After testing, the four major US carriers, the following behavior was observed.
From the results, the following can be deduced.
- AT&T and T-Mobile fully support concatenated SMS on their networks.
- Verizon at least partially supports concatenated SMS on messages that originate and terminate within their network. It is unclear if the problems that were reported relate to issues with the phones or the network. The majority of testers did not have issues.
- At the SMS hand-off between carriers, Verizon does not correctly handle received concatenated SMS headers. Therefore, when a concatenated SMS is sent from AT&T or T-Mobile to Verizon, it is received as multiple, individual SMS messages.
- SMS headers are correctly preserved when sent from Verizon to AT&T or T-Mobile.
- Sprint does not handle concatenated SMS at all. Each SMS segment is processed individually. Because the SMS system includes no guarantee that messages are delivered in the order they are sent, often the segments are displayed out of order on the receiving device. This was observed in messages between Sprint and Verizon and would likely be observed if enough test messages were sent between Sprint and the other carriers.
It is not surprising that if the message is transmitted via MMS (Multimedia Messaging Service) instead of concatenated SMS, it comes through correctly on all networks. This is because the content of MMS messages are uploaded to a web server, and then a control SMS is sent to the receiving phone with a link to download the MMS. The receiving phone recognizes the control SMS, downloads the content from the MMS web server, and displays it on the screen. The following message was sent as an MMS because it was a group message with two recipients. Attaching a picture will also force MMS for the transport.
Because concatenated SMS are handled correctly by Verizon within their network and are sent correctly to AT&T and T-Mobile, it probably isn’t intentional that it is mishandled on inbound concatenated SMS from other carriers. Rather, it could easily be a bug in the receiving code that just hasn’t been brought to the attention of the correct engineer. Likewise, Sprint’s lack of support for concatenated SMS could simply be that the correct person has not noticed this feature is lacking. In both cases this is a problem that could likely be fixed relatively easily.

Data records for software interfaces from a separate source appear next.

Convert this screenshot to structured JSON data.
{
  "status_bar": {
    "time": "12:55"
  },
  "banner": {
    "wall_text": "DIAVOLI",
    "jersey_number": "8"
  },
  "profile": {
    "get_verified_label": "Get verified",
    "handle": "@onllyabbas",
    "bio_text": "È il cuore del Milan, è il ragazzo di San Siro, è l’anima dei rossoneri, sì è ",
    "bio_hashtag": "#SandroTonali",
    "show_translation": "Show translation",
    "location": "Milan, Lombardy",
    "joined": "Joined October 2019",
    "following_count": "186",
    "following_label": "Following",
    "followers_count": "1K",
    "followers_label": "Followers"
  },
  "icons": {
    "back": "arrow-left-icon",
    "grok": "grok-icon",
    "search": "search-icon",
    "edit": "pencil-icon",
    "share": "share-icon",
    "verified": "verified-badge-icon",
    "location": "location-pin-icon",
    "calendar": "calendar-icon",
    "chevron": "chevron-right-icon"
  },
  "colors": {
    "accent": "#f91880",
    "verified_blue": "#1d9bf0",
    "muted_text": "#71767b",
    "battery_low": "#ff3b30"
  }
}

All my friends on Verizon and Sprint would be eternally grateful.
I was recently contacted by a person claiming to have done extensive testing in 2015 showing that concatenated SMS messages sent to Verizon from other networks did indeed come through correctly, but only depending on the devices used. Particularly, he asserted that if both the sending and the receiving devices ran sufficiently new versions of Android concatenated SMS would work. I decided to revisit my testing to see if I could replicate those results. The sending device is a Google Nexus 6P on T-Mobile using Silence as the SMS app. The receiving device is a Samsung Galaxy S7 on Verizon using the default SMS app that ships with the phone. The tests were performed on 18 November 2016 and both devices were located in Arizona.
Sending 7-bit encoded messages had the same results. I have no way of evaluating the claims of the person who sent me the email. It could be that there are regional issues, and it works in some places and not in others. It could also be that it used to work in 2015 but Verizon has done something to break compatibility since then. My initial testing was performed in June of 2016, which correlates well to this report that Verizon had recently broken inbound concatenated SMS support. In all the testing I have done, I have yet to see a concatenated SMS be successfully received by a Verizon device when sent from another carrier.
My guess is that this problem will not be fixed until RCS (Rich Communication Services) replaces SMS and MMS as the standard cell phone messaging system.
Thanks to Roger Pollard, Linda Stoutner, and the many other people who assisted with testing but declined to be listed by name on the website.